(Items from an interface collection)
- - -
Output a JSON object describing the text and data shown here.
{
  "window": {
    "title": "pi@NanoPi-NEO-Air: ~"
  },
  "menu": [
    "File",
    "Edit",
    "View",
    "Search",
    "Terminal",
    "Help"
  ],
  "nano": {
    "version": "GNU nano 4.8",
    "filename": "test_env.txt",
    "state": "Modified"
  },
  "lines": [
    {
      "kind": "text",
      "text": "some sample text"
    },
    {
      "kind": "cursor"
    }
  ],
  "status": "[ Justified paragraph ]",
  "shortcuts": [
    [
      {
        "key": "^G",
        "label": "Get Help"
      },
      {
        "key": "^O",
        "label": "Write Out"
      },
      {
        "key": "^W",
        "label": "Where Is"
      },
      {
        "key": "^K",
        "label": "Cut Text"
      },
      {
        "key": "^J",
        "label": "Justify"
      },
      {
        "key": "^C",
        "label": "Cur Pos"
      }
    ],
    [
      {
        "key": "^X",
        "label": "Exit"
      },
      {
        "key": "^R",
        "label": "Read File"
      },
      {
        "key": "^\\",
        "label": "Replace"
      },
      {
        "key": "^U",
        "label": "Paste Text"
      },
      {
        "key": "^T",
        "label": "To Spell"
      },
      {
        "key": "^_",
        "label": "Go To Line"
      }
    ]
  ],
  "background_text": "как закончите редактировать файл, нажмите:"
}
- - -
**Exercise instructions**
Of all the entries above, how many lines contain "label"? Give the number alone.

**Expected answer**
12